Tesla delivered 28,217 cars, with 8,461 going to the local market and 19,756 exported, mostly to Europe and Asia. The sharp drop of 64 per cent from June was mainly caused by production shutdowns to upgrade its Shanghai factory as part of a plan to double annual capacity to one million vehicles.
BYD, which earlier this year ended production of cars powered only by fossil fuels, earlier reported monthly sales of 162,530 units — both pure electric vehicles and plug-in hybrids.
While Tesla and BYD dominate EV sales, smaller start-ups are also making inroads as demand for clean cars surges.

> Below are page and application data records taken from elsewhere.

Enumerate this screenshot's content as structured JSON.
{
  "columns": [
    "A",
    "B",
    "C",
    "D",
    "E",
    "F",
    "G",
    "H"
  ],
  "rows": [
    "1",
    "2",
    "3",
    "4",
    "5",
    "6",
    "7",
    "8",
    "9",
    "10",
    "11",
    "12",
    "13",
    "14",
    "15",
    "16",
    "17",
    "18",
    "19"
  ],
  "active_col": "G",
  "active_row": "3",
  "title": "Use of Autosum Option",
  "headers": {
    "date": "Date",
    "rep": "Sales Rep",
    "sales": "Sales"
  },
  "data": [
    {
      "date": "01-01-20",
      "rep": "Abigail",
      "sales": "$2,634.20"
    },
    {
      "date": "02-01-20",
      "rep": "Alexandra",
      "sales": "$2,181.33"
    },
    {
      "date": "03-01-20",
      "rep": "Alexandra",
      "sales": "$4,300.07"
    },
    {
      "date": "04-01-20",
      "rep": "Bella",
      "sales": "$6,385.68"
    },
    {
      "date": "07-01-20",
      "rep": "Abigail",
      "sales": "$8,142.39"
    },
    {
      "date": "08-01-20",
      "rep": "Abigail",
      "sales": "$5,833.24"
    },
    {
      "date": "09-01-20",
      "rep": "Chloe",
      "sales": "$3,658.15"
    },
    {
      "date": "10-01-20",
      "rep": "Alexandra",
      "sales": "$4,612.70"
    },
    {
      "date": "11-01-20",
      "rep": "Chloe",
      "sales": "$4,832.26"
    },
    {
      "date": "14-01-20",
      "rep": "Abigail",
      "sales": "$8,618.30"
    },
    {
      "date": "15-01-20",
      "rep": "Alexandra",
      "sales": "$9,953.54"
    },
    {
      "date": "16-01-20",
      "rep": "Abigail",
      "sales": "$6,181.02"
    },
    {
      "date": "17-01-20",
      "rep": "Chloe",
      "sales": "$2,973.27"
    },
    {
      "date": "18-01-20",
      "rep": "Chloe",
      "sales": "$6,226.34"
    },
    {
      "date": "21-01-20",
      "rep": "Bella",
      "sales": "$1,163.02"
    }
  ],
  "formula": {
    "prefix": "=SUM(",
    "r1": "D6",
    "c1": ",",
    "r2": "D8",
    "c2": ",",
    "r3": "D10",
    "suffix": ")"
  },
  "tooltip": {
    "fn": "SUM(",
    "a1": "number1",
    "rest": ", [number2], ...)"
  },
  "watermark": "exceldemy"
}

Eight-year-old Hozon New Energy Automobile, which started by aiming at customers outside big cities with budget cars, delivered 14,037 vehicles last month, including 1,382 to overseas markets.
Leapmotor Technologies, which competes in the same price range as Hozon, shipped a record 12,044 cars.
Overall, domestic car makers are grabbing a bigger slice of the NEV market.
The main Chinese brands commanded 73 per cent of NEV passenger car sales last month, up 9 percentage points from a year earlier.
Local upstarts including the likes of Xpeng, Li Auto and Nio accounted for 16.5 per cent, while the main international joint ventures (which exclude Tesla) took only a 6.5 per cent share.
The central and local governments have also taken steps to help the auto industry recover from Covid lockdowns and restrictions that crushed sales earlier this year.
In May, the central government cut purchase taxes on some low-emission passenger vehicles by 50 per cent, while municipal governments have pitched in with subsidies and incentives to entice buyers.
Despite sporadic outbreaks of Covid-19 in parts of the country, overall car production and supply chains have largely recovered.
Passenger-vehicle sales may resume double-digit growth this half, after falling for four consecutive quarters because of supply chain constraints, Bloomberg Intelligence analyst Steve Man said in a recent note.